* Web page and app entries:
##############################
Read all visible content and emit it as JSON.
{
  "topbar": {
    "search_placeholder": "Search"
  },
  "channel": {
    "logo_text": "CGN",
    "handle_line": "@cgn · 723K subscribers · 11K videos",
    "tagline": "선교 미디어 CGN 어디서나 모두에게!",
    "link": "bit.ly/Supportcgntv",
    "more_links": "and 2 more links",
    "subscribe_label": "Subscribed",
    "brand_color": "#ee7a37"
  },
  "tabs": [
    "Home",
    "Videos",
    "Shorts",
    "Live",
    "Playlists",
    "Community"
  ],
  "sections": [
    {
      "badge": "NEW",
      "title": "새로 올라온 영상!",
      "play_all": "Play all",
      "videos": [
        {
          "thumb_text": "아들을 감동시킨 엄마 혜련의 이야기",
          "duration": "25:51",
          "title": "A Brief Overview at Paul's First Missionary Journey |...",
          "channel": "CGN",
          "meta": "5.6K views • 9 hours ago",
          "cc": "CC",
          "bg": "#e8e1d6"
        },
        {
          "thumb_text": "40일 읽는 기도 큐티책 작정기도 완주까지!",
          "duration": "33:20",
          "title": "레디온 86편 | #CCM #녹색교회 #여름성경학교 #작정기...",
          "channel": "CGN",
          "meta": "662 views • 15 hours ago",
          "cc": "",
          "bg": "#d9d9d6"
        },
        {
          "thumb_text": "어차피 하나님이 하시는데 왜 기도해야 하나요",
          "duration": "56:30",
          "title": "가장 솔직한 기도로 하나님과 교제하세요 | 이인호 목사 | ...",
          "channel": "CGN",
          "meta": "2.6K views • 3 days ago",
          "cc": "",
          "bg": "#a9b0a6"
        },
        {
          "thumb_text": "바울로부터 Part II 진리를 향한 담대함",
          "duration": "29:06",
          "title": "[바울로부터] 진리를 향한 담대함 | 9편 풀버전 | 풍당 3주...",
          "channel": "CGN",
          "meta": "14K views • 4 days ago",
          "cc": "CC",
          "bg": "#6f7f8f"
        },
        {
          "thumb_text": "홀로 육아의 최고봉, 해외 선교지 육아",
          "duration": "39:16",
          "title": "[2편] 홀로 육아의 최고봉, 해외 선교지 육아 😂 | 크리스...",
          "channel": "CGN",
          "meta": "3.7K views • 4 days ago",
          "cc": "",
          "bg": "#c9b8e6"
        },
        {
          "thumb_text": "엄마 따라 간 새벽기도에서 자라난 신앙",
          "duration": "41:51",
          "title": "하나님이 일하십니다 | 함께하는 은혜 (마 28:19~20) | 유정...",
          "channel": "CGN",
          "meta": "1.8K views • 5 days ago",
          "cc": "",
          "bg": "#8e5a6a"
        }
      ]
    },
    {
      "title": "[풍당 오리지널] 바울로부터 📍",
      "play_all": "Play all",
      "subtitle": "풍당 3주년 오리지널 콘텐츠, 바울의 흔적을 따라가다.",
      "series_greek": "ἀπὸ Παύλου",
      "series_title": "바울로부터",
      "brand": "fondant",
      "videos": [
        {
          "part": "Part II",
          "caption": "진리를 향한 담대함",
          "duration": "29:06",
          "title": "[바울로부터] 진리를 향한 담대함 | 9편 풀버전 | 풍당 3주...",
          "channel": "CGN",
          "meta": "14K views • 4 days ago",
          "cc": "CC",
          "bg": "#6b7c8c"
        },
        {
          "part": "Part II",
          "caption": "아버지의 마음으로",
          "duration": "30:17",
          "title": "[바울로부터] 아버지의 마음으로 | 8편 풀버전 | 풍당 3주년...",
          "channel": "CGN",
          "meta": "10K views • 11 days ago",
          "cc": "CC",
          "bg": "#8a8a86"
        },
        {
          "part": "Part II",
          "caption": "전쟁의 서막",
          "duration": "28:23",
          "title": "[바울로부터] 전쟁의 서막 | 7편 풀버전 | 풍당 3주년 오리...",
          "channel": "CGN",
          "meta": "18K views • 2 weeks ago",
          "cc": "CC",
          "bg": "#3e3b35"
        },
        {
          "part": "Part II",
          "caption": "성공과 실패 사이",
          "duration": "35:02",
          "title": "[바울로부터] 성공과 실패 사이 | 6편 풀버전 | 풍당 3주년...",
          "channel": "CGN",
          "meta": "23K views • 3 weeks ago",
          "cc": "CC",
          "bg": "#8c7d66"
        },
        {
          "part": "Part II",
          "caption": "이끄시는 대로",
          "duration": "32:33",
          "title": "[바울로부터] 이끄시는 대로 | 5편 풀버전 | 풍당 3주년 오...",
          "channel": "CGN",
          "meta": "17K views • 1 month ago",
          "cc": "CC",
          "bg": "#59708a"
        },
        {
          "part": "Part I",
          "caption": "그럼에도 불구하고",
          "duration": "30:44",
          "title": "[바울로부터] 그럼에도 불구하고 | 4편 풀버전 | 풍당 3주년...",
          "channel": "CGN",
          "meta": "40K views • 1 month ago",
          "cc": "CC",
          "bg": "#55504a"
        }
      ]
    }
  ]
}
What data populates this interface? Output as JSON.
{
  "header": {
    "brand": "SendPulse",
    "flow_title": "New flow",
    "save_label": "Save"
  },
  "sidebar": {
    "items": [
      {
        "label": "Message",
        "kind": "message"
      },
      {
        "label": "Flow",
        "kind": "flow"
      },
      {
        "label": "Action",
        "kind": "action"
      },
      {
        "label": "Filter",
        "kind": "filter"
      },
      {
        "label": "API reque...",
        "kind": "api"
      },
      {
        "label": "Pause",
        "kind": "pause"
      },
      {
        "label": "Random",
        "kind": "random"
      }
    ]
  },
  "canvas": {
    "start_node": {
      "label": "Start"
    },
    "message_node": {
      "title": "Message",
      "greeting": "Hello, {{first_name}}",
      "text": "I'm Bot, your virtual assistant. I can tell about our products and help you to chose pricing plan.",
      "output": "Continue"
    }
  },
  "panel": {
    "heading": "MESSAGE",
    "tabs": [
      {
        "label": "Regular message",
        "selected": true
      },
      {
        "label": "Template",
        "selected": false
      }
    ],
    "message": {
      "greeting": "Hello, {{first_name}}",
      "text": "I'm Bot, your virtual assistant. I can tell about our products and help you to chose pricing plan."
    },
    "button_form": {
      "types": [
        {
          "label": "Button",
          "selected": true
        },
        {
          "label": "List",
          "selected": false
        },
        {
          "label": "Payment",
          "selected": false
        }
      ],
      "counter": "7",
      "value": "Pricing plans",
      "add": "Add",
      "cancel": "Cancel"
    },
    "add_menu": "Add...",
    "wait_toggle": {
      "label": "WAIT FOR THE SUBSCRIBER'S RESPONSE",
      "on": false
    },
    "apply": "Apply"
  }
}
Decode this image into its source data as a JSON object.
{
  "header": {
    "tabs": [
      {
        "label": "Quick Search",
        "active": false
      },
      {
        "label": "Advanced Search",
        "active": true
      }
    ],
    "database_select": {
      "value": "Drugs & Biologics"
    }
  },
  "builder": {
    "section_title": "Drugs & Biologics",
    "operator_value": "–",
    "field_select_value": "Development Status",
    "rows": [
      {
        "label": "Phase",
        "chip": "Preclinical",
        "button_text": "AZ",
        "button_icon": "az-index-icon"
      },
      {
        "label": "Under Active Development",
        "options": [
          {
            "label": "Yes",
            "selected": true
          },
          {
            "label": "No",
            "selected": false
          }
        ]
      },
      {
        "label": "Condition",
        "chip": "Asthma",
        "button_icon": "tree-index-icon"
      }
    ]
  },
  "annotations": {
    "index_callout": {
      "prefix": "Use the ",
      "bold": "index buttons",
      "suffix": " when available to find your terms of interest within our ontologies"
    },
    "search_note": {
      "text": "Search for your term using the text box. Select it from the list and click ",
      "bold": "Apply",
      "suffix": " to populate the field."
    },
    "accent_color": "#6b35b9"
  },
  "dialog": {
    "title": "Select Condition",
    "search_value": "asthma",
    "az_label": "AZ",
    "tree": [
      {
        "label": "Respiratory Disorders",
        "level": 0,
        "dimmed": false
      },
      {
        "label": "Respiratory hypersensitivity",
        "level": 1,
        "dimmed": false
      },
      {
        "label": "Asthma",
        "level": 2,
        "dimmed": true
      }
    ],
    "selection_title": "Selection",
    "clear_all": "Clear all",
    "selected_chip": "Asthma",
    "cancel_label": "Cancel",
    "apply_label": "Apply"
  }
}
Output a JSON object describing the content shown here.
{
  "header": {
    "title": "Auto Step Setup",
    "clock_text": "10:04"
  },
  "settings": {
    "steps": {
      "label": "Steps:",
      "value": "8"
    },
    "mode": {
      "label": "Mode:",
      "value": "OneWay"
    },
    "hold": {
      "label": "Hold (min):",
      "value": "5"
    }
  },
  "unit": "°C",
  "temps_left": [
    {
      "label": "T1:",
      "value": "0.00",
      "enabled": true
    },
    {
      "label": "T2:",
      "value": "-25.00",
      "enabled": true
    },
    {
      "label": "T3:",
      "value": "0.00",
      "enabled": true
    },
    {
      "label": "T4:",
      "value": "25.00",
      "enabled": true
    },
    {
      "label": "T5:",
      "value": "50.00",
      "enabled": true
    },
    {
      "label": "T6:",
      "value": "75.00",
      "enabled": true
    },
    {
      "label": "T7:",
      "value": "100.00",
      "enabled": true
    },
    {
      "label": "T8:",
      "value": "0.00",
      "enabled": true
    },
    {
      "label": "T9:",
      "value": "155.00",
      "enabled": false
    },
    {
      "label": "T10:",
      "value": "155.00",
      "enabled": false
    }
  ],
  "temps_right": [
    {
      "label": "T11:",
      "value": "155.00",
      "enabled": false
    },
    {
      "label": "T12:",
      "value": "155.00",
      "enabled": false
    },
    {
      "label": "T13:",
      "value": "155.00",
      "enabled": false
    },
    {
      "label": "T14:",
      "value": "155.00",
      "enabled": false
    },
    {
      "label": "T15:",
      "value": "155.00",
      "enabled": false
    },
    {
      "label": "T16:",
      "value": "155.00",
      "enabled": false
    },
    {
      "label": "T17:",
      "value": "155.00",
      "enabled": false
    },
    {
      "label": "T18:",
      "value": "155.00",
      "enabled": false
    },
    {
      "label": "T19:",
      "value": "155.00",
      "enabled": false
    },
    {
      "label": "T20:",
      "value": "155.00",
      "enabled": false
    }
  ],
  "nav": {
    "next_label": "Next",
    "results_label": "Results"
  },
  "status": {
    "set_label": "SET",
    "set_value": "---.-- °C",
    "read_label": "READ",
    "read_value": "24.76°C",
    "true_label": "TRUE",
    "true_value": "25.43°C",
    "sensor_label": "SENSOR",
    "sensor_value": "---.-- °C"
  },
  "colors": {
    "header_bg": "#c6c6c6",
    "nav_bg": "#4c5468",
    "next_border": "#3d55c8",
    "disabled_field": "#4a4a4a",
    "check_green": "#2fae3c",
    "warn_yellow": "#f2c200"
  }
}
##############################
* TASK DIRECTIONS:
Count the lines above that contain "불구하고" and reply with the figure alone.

* TASK RESULT:
2